Photo courtesy Craig Hall, Heavener Ledger
As the 2021 high school sports season concludes another exciting chapter of competition, the scorebook closes on the 32-year coaching career of Andy Perdue taking with it a lifetime of memories.
Growing up in Heavener, Perdue knew from his childhood that coaching would be his future.
“I knew from the day I was born that I was going to coach. My dad (Ralph) was a head football coach and baseball coach and I grew up in the locker rooms or hanging around the dugout learning things that helped me become a better player when I was in high school and played football for coach Robert Swinford and baseball for Danny Edwards, who played baseball for my dad,” Perdue recalled in a voice of passion and emotion. “I did my intern teaching under (Jerry) Johnston who I later worked for here at Poteau who did his interning under my dad at Heavener.

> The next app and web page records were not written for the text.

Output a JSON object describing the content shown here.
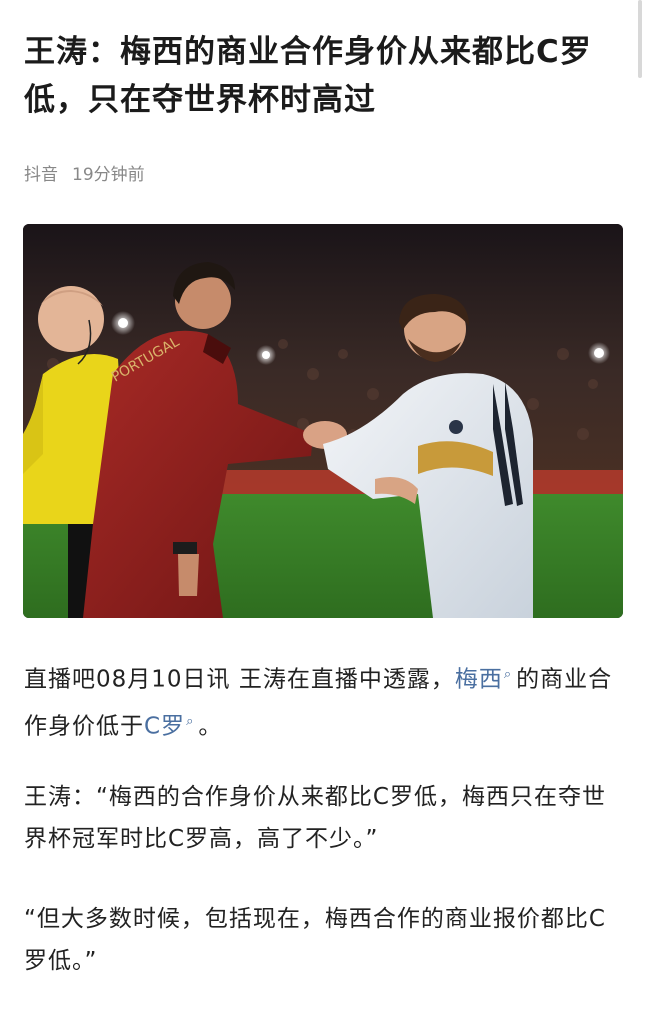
{
  "article": {
    "title": "王涛：梅西的商业合作身价从来都比C罗低，只在夺世界杯时高过",
    "source": "抖音",
    "time": "19分钟前"
  },
  "paragraphs": {
    "p1_prefix": "直播吧08月10日讯  王涛在直播中透露，",
    "p1_link1": "梅西",
    "p1_mid": "的商业合作身价低于",
    "p1_link2": "C罗",
    "p1_suffix": "。",
    "p2": "王涛：“梅西的合作身价从来都比C罗低，梅西只在夺世界杯冠军时比C罗高，高了不少。”",
    "p3": "“但大多数时候，包括现在，梅西合作的商业报价都比C罗低。”"
  },
  "icons": {
    "search_mark": "search-mark-icon"
  },
  "colors": {
    "link": "#4a6fa0",
    "meta": "#888888",
    "title": "#1b1b1b"
  }
}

Small world.”
After playing junior college baseball at Carl Albert and graduating from Northeastern State University, Perdue entered the coaching fraternity at Prosper Texas before returning home almost 10 years later to begin a 21-year journey with the Poteau Pirates coaching football and baseball.
On the gridiron, Perdue’s influence helped the Pirates to nine state semi-final appearances plus two state finals contests including winning the 2019 Class 4A state championship. In baseball, Perdue began in 2003 as an assistant with Ronnie Sockey where the dynamic duo won 192 games, five LeFlore County championships, eight district titles including a trip to the 2006 state tournament. Since stepping to the top step of the Pirates dugout in 2006 as head coach, Perdue’s teams have totaled 195 wins that include claiming four LCT titles while winning numerous district and regional crowns plus five consecutive trips to the state tournament. Or as Perdue calls it, making it to “the Show” in 2016, 2017, 2018, 2019 and the just concluded 2021 campaign.
“This year should’ve been six straight because we were loaded last year (2020) but nobody could be beat Covid.”
Coaching has been an opportunity that Perdue says was the fulfillment of his love and passion for sports.
“Football was my love and baseball was my passion. A lot of the credit for my success is due to the many coaches I had and how they influenced me and got the opportunity to change the lives of their players for the better and that’s what I’ve always tried to do,” replied Perdue. “I’ve got to credit the head coaches and assistants I’ve worked for and with over my career. And most importantly, it’s been the kids I’ve coached and their commitment to success that have made it so rewarding. I just hope I played a small part in making their lives better on and off the field by doing things the right way in order that good things happen to you.”
The final game for Perdue will be this summer coaching the Middle East squad in the Oklahoma All-State baseball games including one of his own players, Jagger Dill. So what’s next for veteran mentor?
“I’m going to play a lot of golf, try to keep it in the fairway,” Perdue chuckled. “I might be a greeter at Wal-Mart or maybe become a referee or umpire in football or baseball. And for sure, I’ll still keep watching my Pirates.”
As he rounds third and heads for home, Andy Perdue without question has lived the motto of the Poteau Pirates with an “all-in” commitment 24 hours a day, seven days a week and 365 days a year. Enjoy today and tomorrow coach because you’ve hit a grand slam homerun and made Poteau a better place by your example of love and passion for everyone.